Thiyagarajan, V. and Ko, G.W.K. 2012. Larval growth response of the Portuguese oyster (Crassostrea angulata) to multiple climate change stressors. Aquaculture 370-371: 90-95.
As the air's CO2 content rises in response to ever-increasing anthropogenic CO2 emissions, and as more and more carbon dioxide therefore dissolves in the surface waters of the world's oceans, the pH values of the planet's oceanic waters are projected to gradually drop, leading many scientists to question how this chain of events might impact the oceanic biosphere. In one such study, Thiyagarajan and Ko (2012) conducted a number of laboratory studies designed to see how the larval growth stage of the Portuguese oyster responds to various "climate change stressors," as they describe them, by investigating the effects of low pH (7.9, 7.6, 7.4) at ambient salinity (34 ppt) and low salinity (27 ppt), while "the combined effect of pH (8.1, 7.6), salinity (24 and 34 ppt) and temperature (24°C and 30°C) was examined using factorial experimental design."
In describing their findings, the two researchers say that, "surprisingly, the early growth phase from hatching to 5-day-old veliger stage showed high tolerance to pH 7.9 and pH 7.6 at both 34 ppt and 27 ppt," while they report that "larval shell area was significantly smaller at pH 7.4 only in low-salinity [italics added]." Then, in the 3-factor experiment (see figure below), they observed that "shell area was affected by salinity and the interaction between salinity and temperature but not by other combinations [italics added]." And they discovered that "larvae produced the largest shell at the elevated temperature in low-salinity, regardless of pH [italics added]."
Mean shell area of the Portuguese oyster larvae exposed to a low-pH or elevated carbon dioxide treatment for 5 days at two levels of salinity (ambient and low-salinity) and temperature (ambient and elevated). Each bar represents the mean ± S.D. of four replicate cultures.
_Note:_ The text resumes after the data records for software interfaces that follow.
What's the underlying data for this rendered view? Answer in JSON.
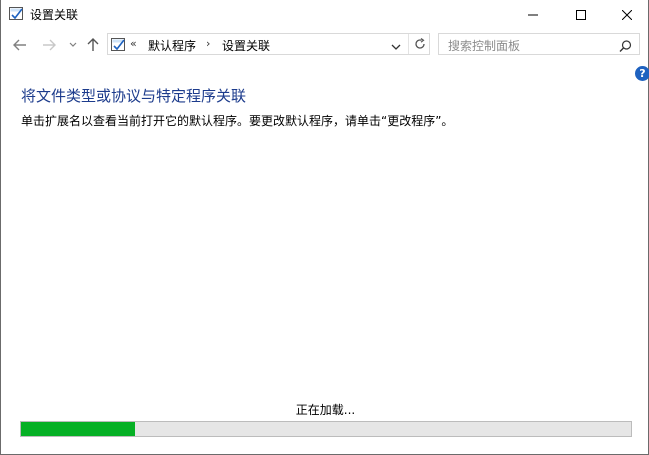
{
  "window": {
    "title": "设置关联",
    "controls": [
      "minimize-icon",
      "maximize-icon",
      "close-icon"
    ]
  },
  "nav": {
    "icons": [
      "back-arrow-icon",
      "forward-arrow-icon",
      "recent-dropdown-icon",
      "up-arrow-icon"
    ]
  },
  "address": {
    "overflow": "«",
    "breadcrumbs": [
      "默认程序",
      "设置关联"
    ],
    "separator": "›"
  },
  "search": {
    "placeholder": "搜索控制面板"
  },
  "help": {
    "label": "?"
  },
  "content": {
    "heading": "将文件类型或协议与特定程序关联",
    "description": "单击扩展名以查看当前打开它的默认程序。要更改默认程序，请单击“更改程序”。"
  },
  "status": {
    "loading_text": "正在加载...",
    "progress_fraction": 0.187
  },
  "colors": {
    "heading": "#1c3b8c",
    "progress_fill": "#06b025",
    "progress_track": "#e6e6e6",
    "help_badge": "#1e62c0"
  }
}
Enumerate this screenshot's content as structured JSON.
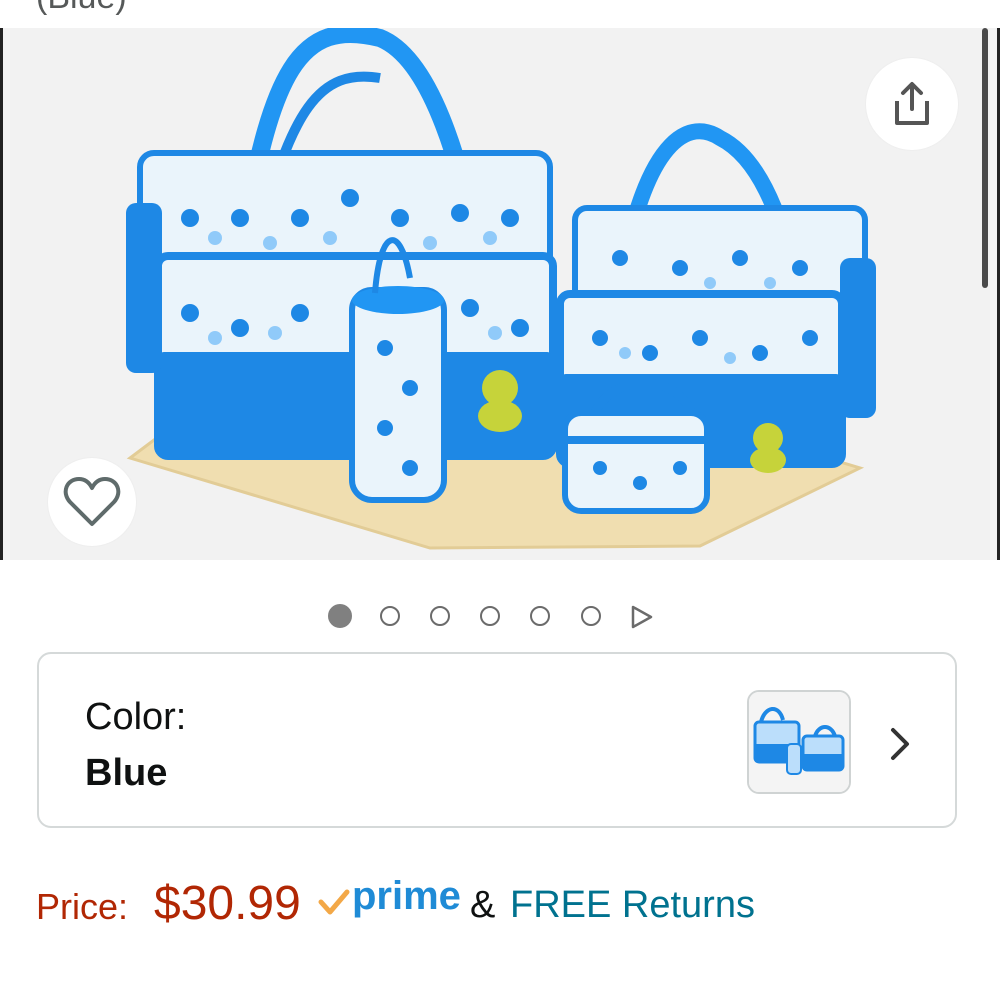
{
  "header": {
    "clipped_title_text": "(Blue)"
  },
  "gallery": {
    "share_icon": "share-icon",
    "wishlist_icon": "heart-outline-icon",
    "image_count_dots": 6,
    "active_index": 1,
    "play_icon": "play-triangle-icon"
  },
  "variation": {
    "label": "Color:",
    "value": "Blue",
    "chevron_icon": "chevron-right-icon"
  },
  "pricing": {
    "label": "Price:",
    "value": "$30.99",
    "prime_word": "prime",
    "prime_check_icon": "prime-check-icon",
    "ampersand": "&",
    "returns_text": "FREE Returns"
  },
  "colors": {
    "price": "#b12704",
    "prime_blue": "#1f8bd6",
    "prime_check": "#f3a847",
    "returns_teal": "#00728f",
    "bag_blue": "#1e88e5"
  }
}
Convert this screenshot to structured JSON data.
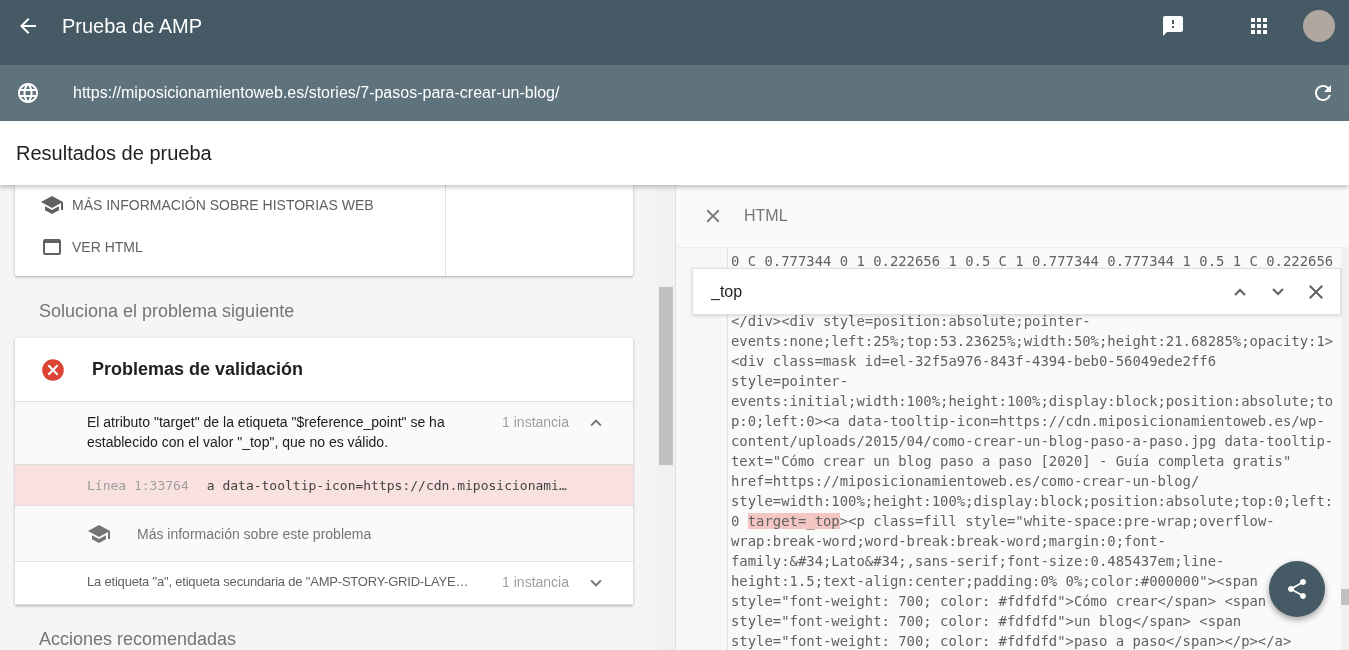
{
  "app_bar": {
    "title": "Prueba de AMP"
  },
  "url_bar": {
    "url": "https://miposicionamientoweb.es/stories/7-pasos-para-crear-un-blog/"
  },
  "results_header": {
    "title": "Resultados de prueba"
  },
  "info_card": {
    "links": [
      {
        "label": "MÁS INFORMACIÓN SOBRE HISTORIAS WEB",
        "kind": "learn"
      },
      {
        "label": "VER HTML",
        "kind": "html"
      }
    ]
  },
  "fix_heading": "Soluciona el problema siguiente",
  "validation_card": {
    "title": "Problemas de validación",
    "issues": [
      {
        "message": "El atributo \"target\" de la etiqueta \"$reference_point\" se ha establecido con el valor \"_top\", que no es válido.",
        "count": "1 instancia",
        "expanded": true,
        "line_ref": "Línea 1:33764",
        "snippet": "a data-tooltip-icon=https://cdn.miposicionami…",
        "learn_more": "Más información sobre este problema"
      },
      {
        "message": "La etiqueta \"a\", etiqueta secundaria de \"AMP-STORY-GRID-LAYE…",
        "count": "1 instancia",
        "expanded": false
      }
    ]
  },
  "recommended_heading": "Acciones recomendadas",
  "html_panel": {
    "title": "HTML",
    "search": {
      "value": "_top"
    },
    "lines": [
      {
        "text": "0 C 0.777344 0 1 0.222656 1 0.5 C 1 0.777344 0.777344 1 0.5 1 C 0.222656"
      },
      {
        "text": "</div><div style=position:absolute;pointer-"
      },
      {
        "text": "events:none;left:25%;top:53.23625%;width:50%;height:21.68285%;opacity:1>"
      },
      {
        "text": "<div class=mask id=el-32f5a976-843f-4394-beb0-56049ede2ff6"
      },
      {
        "text": "style=pointer-"
      },
      {
        "text": "events:initial;width:100%;height:100%;display:block;position:absolute;to"
      },
      {
        "text": "p:0;left:0><a data-tooltip-icon=https://cdn.miposicionamientoweb.es/wp-"
      },
      {
        "text": "content/uploads/2015/04/como-crear-un-blog-paso-a-paso.jpg data-tooltip-"
      },
      {
        "text": "text=\"Cómo crear un blog paso a paso [2020] - Guía completa gratis\""
      },
      {
        "text": "href=https://miposicionamientoweb.es/como-crear-un-blog/"
      },
      {
        "text": "style=width:100%;height:100%;display:block;position:absolute;top:0;left:"
      },
      {
        "text": "0 ",
        "match": "target=_top",
        "rest": "><p class=fill style=\"white-space:pre-wrap;overflow-"
      },
      {
        "text": "wrap:break-word;word-break:break-word;margin:0;font-"
      },
      {
        "text": "family:&#34;Lato&#34;,sans-serif;font-size:0.485437em;line-"
      },
      {
        "text": "height:1.5;text-align:center;padding:0% 0%;color:#000000\"><span"
      },
      {
        "text": "style=\"font-weight: 700; color: #fdfdfd\">Cómo crear</span> <span"
      },
      {
        "text": "style=\"font-weight: 700; color: #fdfdfd\">un blog</span> <span"
      },
      {
        "text": "style=\"font-weight: 700; color: #fdfdfd\">paso a paso</span></p></a>"
      }
    ]
  }
}
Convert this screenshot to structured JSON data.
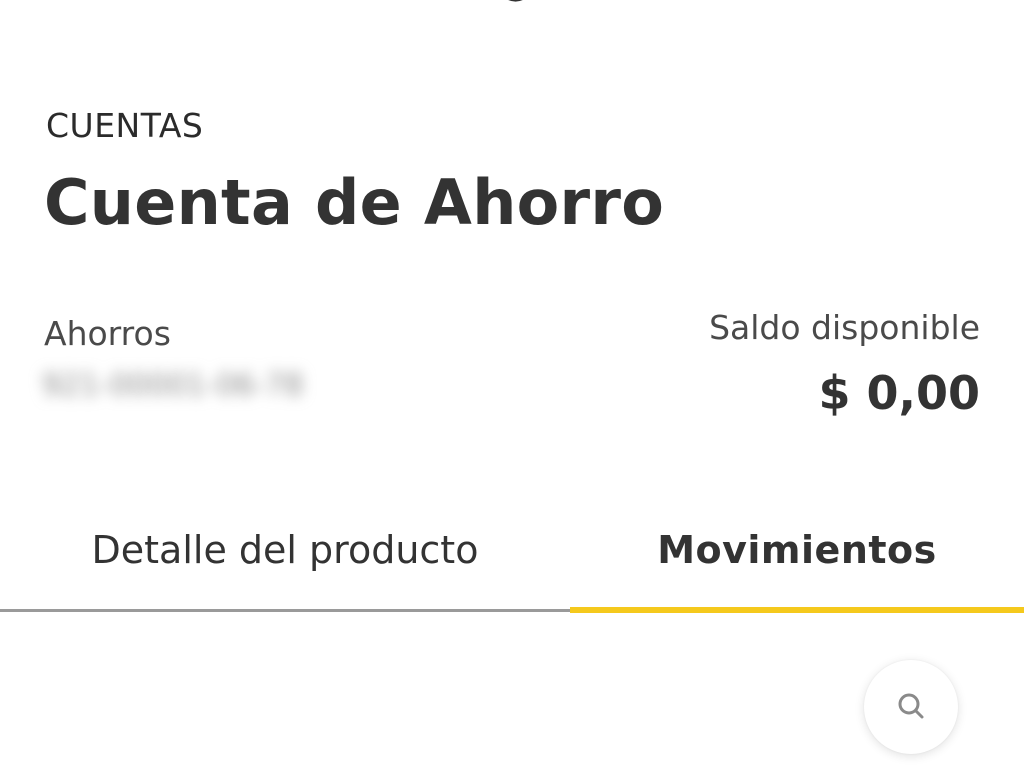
{
  "header": {
    "section_label": "CUENTAS",
    "title": "Cuenta de Ahorro"
  },
  "account": {
    "type": "Ahorros",
    "number": "921-00001-06-78"
  },
  "balance": {
    "label": "Saldo disponible",
    "value": "$ 0,00"
  },
  "tabs": [
    {
      "label": "Detalle del producto",
      "active": false
    },
    {
      "label": "Movimientos",
      "active": true
    }
  ],
  "colors": {
    "accent": "#f5c91c",
    "text": "#333333",
    "inactive_line": "#9a9a9a"
  },
  "icons": {
    "search": "search-icon"
  }
}
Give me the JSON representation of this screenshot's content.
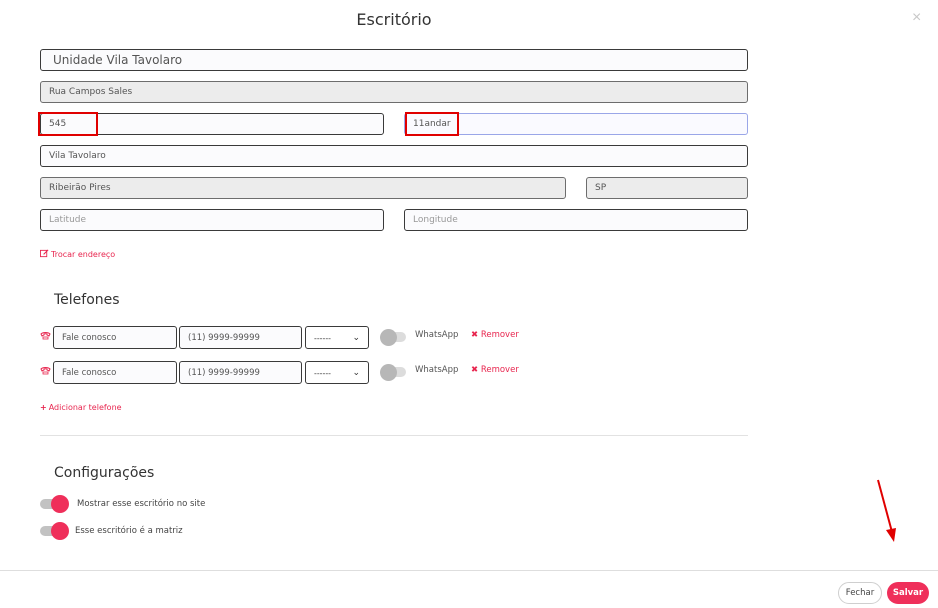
{
  "modal": {
    "title": "Escritório",
    "close_symbol": "×"
  },
  "address": {
    "name": "Unidade Vila Tavolaro",
    "street": "Rua Campos Sales",
    "number": "545",
    "complement": "11andar",
    "neighborhood": "Vila Tavolaro",
    "city": "Ribeirão Pires",
    "state": "SP",
    "latitude_placeholder": "Latitude",
    "longitude_placeholder": "Longitude",
    "change_address_label": "Trocar endereço"
  },
  "phones": {
    "section_title": "Telefones",
    "rows": [
      {
        "label": "Fale conosco",
        "number": "(11) 9999-99999",
        "type": "------",
        "whatsapp_label": "WhatsApp",
        "remove_label": "Remover"
      },
      {
        "label": "Fale conosco",
        "number": "(11) 9999-99999",
        "type": "------",
        "whatsapp_label": "WhatsApp",
        "remove_label": "Remover"
      }
    ],
    "add_label": "Adicionar telefone"
  },
  "settings": {
    "section_title": "Configurações",
    "show_on_site_label": "Mostrar esse escritório no site",
    "is_main_label": "Esse escritório é a matriz",
    "show_on_site": true,
    "is_main": true
  },
  "footer": {
    "close_label": "Fechar",
    "save_label": "Salvar"
  },
  "colors": {
    "accent": "#ef2f5a",
    "annotation": "#e00000"
  }
}
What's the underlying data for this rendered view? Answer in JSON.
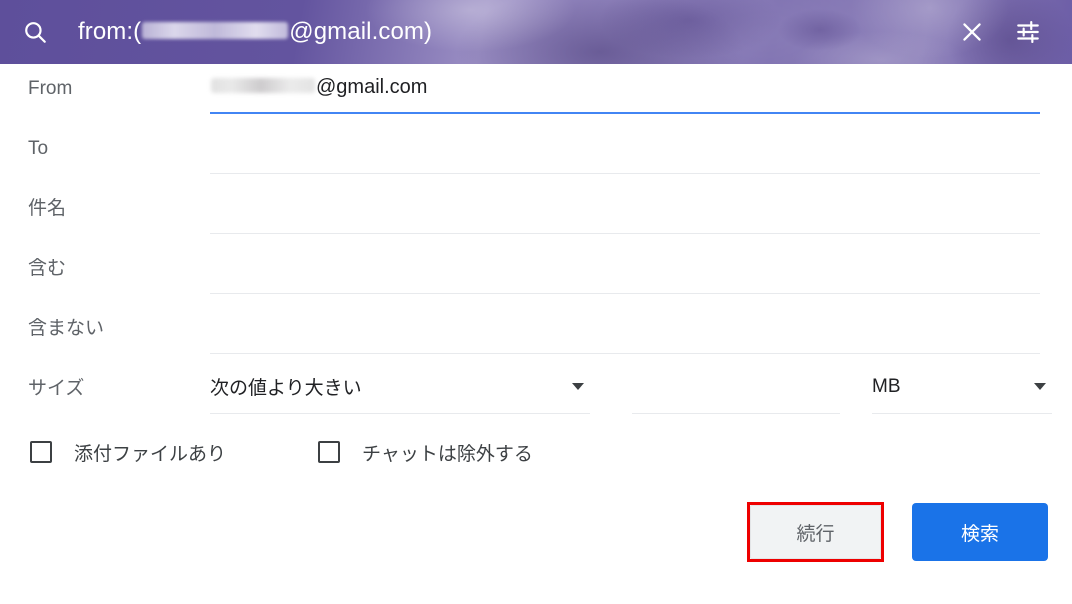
{
  "search_bar": {
    "icon": "search-icon",
    "query_prefix": "from:(",
    "query_redacted": "",
    "query_suffix": "@gmail.com)",
    "close_icon": "close-icon",
    "tune_icon": "tune-icon"
  },
  "form": {
    "fields": [
      {
        "label": "From",
        "value_redacted": "",
        "value_suffix": "@gmail.com",
        "focused": true
      },
      {
        "label": "To",
        "value_redacted": null,
        "value_suffix": "",
        "focused": false
      },
      {
        "label": "件名",
        "value_redacted": null,
        "value_suffix": "",
        "focused": false
      },
      {
        "label": "含む",
        "value_redacted": null,
        "value_suffix": "",
        "focused": false
      },
      {
        "label": "含まない",
        "value_redacted": null,
        "value_suffix": "",
        "focused": false
      }
    ],
    "size": {
      "label": "サイズ",
      "comparator_value": "次の値より大きい",
      "amount_value": "",
      "unit_value": "MB"
    },
    "checkboxes": [
      {
        "label": "添付ファイルあり",
        "checked": false
      },
      {
        "label": "チャットは除外する",
        "checked": false
      }
    ],
    "buttons": {
      "continue_label": "続行",
      "search_label": "検索"
    }
  },
  "colors": {
    "header_purple": "#6354a0",
    "accent_blue": "#1a73e8",
    "focus_underline": "#4285f4",
    "annotation_red": "#ee0000",
    "label_gray": "#5f6368"
  }
}
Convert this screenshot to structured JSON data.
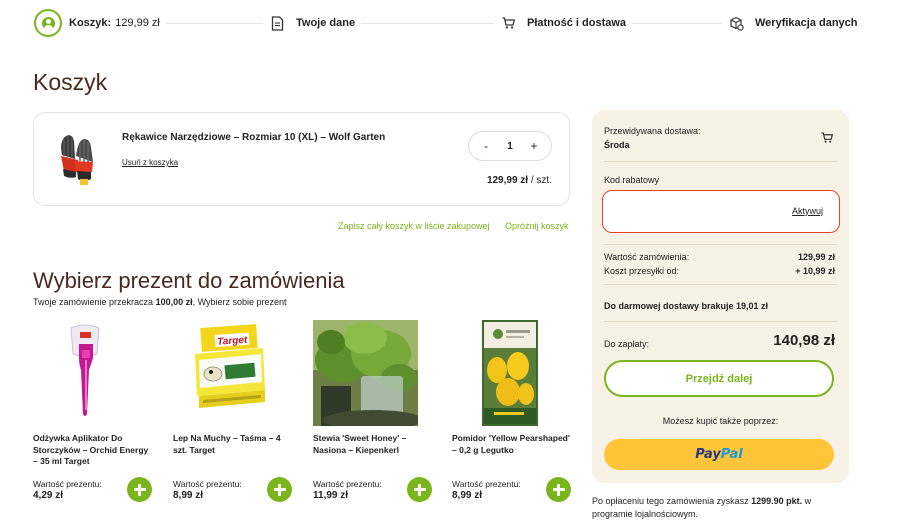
{
  "stepper": {
    "step1_label": "Koszyk:",
    "step1_value": "129,99 zł",
    "step2_label": "Twoje dane",
    "step3_label": "Płatność i dostawa",
    "step4_label": "Weryfikacja danych"
  },
  "page_title": "Koszyk",
  "cart": {
    "item_name": "Rękawice Narzędziowe – Rozmiar 10 (XL) – Wolf Garten",
    "remove_label": "Usuń z koszyka",
    "quantity": "1",
    "minus": "-",
    "plus": "+",
    "price": "129,99 zł",
    "price_unit": " / szt.",
    "save_list_label": "Zapisz cały koszyk w liście zakupowej",
    "empty_cart_label": "Opróżnij koszyk"
  },
  "gift": {
    "title": "Wybierz prezent do zamówienia",
    "subtitle_pre": "Twoje zamówienie przekracza ",
    "subtitle_amount": "100,00 zł",
    "subtitle_post": ", Wybierz sobie prezent",
    "value_label": "Wartość prezentu:",
    "items": [
      {
        "name": "Odżywka Aplikator Do Storczyków – Orchid Energy – 35 ml Target",
        "price": "4,29 zł"
      },
      {
        "name": "Lep Na Muchy – Taśma – 4 szt. Target",
        "price": "8,99 zł",
        "brand": "Target"
      },
      {
        "name": "Stewia 'Sweet Honey' – Nasiona – Kiepenkerl",
        "price": "11,99 zł"
      },
      {
        "name": "Pomidor 'Yellow Pearshaped' – 0,2 g Legutko",
        "price": "8,99 zł"
      }
    ]
  },
  "summary": {
    "delivery_label": "Przewidywana dostawa:",
    "delivery_day": "Środa",
    "coupon_label": "Kod rabatowy",
    "coupon_value": "",
    "coupon_button": "Aktywuj",
    "order_value_label": "Wartość zamówienia:",
    "order_value": "129,99 zł",
    "shipping_label": "Koszt przesyłki od:",
    "shipping_value": "+ 10,99 zł",
    "free_shipping_text": "Do darmowej dostawy brakuje 19,01 zł",
    "total_label": "Do zapłaty:",
    "total_value": "140,98 zł",
    "proceed_label": "Przejdź dalej",
    "alt_pay_label": "Możesz kupić także poprzez:",
    "paypal_a": "Pay",
    "paypal_b": "Pal"
  },
  "loyalty": {
    "pre": "Po opłaceniu tego zamówienia zyskasz ",
    "points": "1299.90 pkt.",
    "post": " w programie lojalnościowym."
  },
  "colors": {
    "accent_green": "#7ab51d",
    "title_brown": "#4a2a1f",
    "summary_bg": "#f8f2e6",
    "coupon_border": "#e0442f",
    "paypal_yellow": "#ffc439"
  }
}
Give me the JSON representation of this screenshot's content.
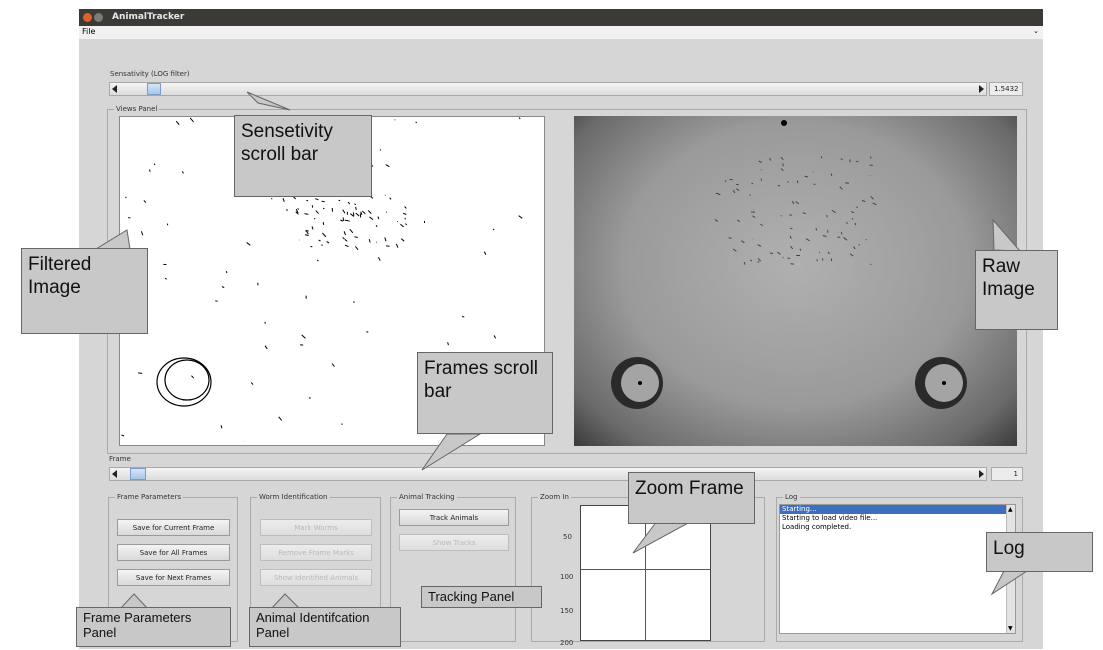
{
  "window": {
    "title": "AnimalTracker",
    "menu_file": "File"
  },
  "sensitivity": {
    "label": "Sensativity (LOG filter)",
    "value": "1.5432",
    "position": 0.03
  },
  "views_panel": {
    "title": "Views Panel"
  },
  "frame": {
    "label": "Frame",
    "value": "1",
    "position": 0.01
  },
  "frame_parameters": {
    "title": "Frame Parameters",
    "buttons": [
      "Save for Current Frame",
      "Save for All Frames",
      "Save for Next Frames"
    ]
  },
  "worm_identification": {
    "title": "Worm Identification",
    "buttons": [
      "Mark Worms",
      "Remove Frame Marks",
      "Show Identified Animals"
    ]
  },
  "animal_tracking": {
    "title": "Animal Tracking",
    "buttons": [
      "Track Animals",
      "Show Tracks"
    ]
  },
  "zoom": {
    "title": "Zoom In",
    "ticks": [
      "50",
      "100",
      "150",
      "200"
    ]
  },
  "log": {
    "title": "Log",
    "lines": [
      "Starting...",
      "Starting to load video file...",
      "Loading completed."
    ]
  },
  "annotations": {
    "sensitivity": "Sensetivity scroll bar",
    "filtered": "Filtered Image",
    "raw": "Raw Image",
    "frames": "Frames scroll bar",
    "zoom": "Zoom Frame",
    "log": "Log",
    "tracking": "Tracking Panel",
    "frame_params": "Frame Parameters Panel",
    "animal_ident": "Animal Identifcation Panel"
  },
  "colors": {
    "titlebar": "#3b3a37",
    "log_selection": "#3d6fbf",
    "crosshair": "#e02020",
    "close_button": "#e0602c"
  }
}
Adapted from Thiyagarajan and Ko (2012).
In light of these several positive findings, Thiyagarajan and Ko conclude that "the growth of the Portuguese oyster larvae appears to be robust to near-future pH level (>7.6) when combined with projected elevated temperature and low-salinity in the coastal aquaculture zones of [the] South China Sea."